You might want to go look at this quick video blog. The upshot is that the difference between structured programming and OO programming is a matter of what they take away from programming, not about what they add. Software disciplines like Structured Programming and Object Oriented Programming are constraining, not enabling. Here are some definitions. Warning: you aren't going to like them.
Structured programming is discipline
imposed upon goto (direct transfer of
OO programming is discipline imposed
upon pointers to functions (indirect
transfer of control)
Functional programming is discipline
imposed upon assignment.
The first is not too hard to understand. Dijkstra found that it was impossible to create general proofs of correctness when goto was allowed in algorithms. However if control structures were limited to sequence, selection, and iteration, then proofs of correctness were possible. Of course we don't even try to prove things correct nowadays, but we do like the simplicity and elegance of structured programming.
It's a little harder to understand OO. We often define OO as encapsulation, inheritance, and polymorphism. What is lesser knows is that all three of these attributes are achievable, and frequently were achieved in C. Indeed, C++ started as just a preprocessor that compiled down to C. It's not actually hard to encapsulate in C. Nor it is hard to build data structures that are subsets of each other, simulating inheritance. Polymorphism, however, is a bit harder. It requires pointers to functions which, in C, are difficult to manage well. What languages like C++ gave us was discipline imposed upon those pointers to functions. The C++ compiler built the vtables for us, and initialized the pointers within them according to a strict formalism. So in a very real sense OO is simply discipline imposed upon indirect transfer of control i.e. pointers to functions.

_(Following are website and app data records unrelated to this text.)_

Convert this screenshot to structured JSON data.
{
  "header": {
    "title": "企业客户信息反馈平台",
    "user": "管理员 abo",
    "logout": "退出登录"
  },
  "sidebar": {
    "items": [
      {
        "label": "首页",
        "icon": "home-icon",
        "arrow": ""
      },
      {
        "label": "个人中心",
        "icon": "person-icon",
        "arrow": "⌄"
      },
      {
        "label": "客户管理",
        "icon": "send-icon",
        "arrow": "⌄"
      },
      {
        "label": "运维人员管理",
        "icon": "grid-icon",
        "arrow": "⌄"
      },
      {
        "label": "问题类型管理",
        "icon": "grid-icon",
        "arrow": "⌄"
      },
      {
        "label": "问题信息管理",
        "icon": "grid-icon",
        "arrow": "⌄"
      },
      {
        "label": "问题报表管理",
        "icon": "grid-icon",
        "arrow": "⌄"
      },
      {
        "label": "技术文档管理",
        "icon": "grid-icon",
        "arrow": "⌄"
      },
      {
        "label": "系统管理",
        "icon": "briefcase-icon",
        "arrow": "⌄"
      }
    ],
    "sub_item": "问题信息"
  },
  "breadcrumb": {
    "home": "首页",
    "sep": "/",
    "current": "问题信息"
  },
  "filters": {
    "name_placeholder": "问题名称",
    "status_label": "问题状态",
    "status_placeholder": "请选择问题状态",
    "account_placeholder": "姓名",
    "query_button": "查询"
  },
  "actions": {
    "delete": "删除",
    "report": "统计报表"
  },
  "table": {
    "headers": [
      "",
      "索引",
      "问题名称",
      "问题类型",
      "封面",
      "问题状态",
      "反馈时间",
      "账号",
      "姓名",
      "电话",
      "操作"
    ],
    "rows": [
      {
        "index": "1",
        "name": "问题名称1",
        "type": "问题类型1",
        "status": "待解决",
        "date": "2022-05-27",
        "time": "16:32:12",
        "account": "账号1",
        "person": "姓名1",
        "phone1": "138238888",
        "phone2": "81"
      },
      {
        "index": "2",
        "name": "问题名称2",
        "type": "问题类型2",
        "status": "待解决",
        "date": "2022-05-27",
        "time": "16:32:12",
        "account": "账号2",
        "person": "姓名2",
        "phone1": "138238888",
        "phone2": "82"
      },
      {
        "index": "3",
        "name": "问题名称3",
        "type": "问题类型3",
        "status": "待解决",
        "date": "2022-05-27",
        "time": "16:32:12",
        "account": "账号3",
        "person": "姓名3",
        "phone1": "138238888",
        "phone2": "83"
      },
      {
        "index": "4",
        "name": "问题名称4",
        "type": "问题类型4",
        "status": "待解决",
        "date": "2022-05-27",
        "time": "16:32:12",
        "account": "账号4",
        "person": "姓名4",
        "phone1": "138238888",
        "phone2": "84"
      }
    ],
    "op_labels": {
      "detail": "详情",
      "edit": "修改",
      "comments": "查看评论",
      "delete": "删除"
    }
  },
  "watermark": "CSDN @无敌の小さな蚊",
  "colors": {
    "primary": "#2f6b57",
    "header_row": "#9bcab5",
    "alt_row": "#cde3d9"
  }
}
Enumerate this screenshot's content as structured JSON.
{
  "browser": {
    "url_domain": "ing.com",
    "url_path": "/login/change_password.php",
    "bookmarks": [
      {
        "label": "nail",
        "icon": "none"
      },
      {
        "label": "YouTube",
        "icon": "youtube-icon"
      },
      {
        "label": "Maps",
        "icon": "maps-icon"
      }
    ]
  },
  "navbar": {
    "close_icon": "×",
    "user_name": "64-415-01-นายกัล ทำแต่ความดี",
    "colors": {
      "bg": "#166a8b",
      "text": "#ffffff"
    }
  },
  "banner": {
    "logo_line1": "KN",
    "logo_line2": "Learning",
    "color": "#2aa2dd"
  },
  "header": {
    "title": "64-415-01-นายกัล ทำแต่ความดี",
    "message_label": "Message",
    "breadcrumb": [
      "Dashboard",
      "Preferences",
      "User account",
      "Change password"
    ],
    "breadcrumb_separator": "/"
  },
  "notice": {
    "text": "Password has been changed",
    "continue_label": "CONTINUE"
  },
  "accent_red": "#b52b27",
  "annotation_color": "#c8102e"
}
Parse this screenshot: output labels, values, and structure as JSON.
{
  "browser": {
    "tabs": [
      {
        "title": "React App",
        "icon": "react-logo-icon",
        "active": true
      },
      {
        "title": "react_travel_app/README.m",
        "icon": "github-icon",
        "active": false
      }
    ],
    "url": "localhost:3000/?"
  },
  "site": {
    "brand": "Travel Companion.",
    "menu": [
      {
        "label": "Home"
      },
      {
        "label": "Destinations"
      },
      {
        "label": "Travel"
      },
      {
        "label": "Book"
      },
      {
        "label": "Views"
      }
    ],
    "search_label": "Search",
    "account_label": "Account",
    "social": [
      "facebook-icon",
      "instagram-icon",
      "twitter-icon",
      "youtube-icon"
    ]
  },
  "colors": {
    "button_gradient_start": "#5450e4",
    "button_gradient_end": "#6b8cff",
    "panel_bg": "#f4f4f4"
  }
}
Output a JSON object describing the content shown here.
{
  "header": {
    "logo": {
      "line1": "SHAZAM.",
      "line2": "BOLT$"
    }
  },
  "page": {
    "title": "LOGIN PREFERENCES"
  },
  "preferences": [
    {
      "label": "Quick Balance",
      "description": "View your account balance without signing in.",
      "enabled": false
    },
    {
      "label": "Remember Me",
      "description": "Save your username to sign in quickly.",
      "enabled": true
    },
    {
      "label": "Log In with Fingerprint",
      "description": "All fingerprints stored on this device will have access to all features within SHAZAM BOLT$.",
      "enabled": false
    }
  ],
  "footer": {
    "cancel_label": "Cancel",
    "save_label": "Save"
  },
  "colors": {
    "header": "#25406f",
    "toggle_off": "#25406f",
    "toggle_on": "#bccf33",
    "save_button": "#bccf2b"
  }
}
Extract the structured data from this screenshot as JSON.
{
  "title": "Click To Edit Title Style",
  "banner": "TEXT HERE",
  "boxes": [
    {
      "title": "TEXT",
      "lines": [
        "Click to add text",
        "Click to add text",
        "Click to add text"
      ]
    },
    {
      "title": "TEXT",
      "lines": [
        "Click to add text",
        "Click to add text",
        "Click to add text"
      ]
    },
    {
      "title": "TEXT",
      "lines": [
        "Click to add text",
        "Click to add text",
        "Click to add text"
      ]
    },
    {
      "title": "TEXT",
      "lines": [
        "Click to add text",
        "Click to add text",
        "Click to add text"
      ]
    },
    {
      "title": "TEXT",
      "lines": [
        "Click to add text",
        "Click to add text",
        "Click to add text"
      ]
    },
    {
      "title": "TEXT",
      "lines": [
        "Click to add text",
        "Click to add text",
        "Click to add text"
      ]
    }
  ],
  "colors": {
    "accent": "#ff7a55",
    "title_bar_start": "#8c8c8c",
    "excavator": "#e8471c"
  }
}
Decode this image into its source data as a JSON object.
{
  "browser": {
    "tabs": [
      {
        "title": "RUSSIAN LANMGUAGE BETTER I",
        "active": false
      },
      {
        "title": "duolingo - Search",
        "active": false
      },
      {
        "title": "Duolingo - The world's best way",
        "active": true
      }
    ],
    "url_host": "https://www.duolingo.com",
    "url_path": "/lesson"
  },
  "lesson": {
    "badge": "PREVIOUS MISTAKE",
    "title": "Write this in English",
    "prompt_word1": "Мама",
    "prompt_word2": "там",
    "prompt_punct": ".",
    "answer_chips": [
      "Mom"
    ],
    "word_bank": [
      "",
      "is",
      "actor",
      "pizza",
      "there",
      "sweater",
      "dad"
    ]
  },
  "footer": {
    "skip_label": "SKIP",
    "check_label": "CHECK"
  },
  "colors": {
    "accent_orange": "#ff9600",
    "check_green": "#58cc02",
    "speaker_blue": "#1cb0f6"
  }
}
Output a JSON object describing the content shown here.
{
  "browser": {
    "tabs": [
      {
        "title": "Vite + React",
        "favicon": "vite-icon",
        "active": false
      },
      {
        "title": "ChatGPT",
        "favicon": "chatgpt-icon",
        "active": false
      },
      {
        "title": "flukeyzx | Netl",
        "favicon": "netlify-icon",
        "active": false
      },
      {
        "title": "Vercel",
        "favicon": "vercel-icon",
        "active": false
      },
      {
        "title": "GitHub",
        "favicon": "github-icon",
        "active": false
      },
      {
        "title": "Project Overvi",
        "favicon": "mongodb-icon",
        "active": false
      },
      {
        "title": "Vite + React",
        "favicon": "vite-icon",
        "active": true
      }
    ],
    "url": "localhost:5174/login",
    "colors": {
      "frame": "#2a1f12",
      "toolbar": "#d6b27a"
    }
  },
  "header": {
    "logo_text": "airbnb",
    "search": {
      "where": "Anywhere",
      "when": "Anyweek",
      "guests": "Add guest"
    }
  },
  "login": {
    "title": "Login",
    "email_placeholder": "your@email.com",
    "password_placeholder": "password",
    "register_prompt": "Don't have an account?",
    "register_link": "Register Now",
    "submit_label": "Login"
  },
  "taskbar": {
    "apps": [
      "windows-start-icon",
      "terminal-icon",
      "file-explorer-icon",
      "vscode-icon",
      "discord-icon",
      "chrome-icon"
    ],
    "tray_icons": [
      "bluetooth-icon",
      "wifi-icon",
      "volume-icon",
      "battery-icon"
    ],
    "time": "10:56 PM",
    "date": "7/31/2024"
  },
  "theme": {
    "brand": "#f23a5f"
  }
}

Structured programming is about how not to use goto. OO is about how not to use pointers to functions. And functional programming too is all about what not to do. In functional programming we do not assign variables except in the most stringently controlled cases.
So in the end, all these Programming "technologies" are actually constraining disciplines rather than enabling technologies. They tell us what not to do more than they tell us what to do. And that means that software development has not grown over the last 40 years. Rather, it has shrunk. It is become ever more constrained as we have learned all the things we shouldn't do.
Learning what not to do is good; but here's the disturbing question: What new things have we learned to do?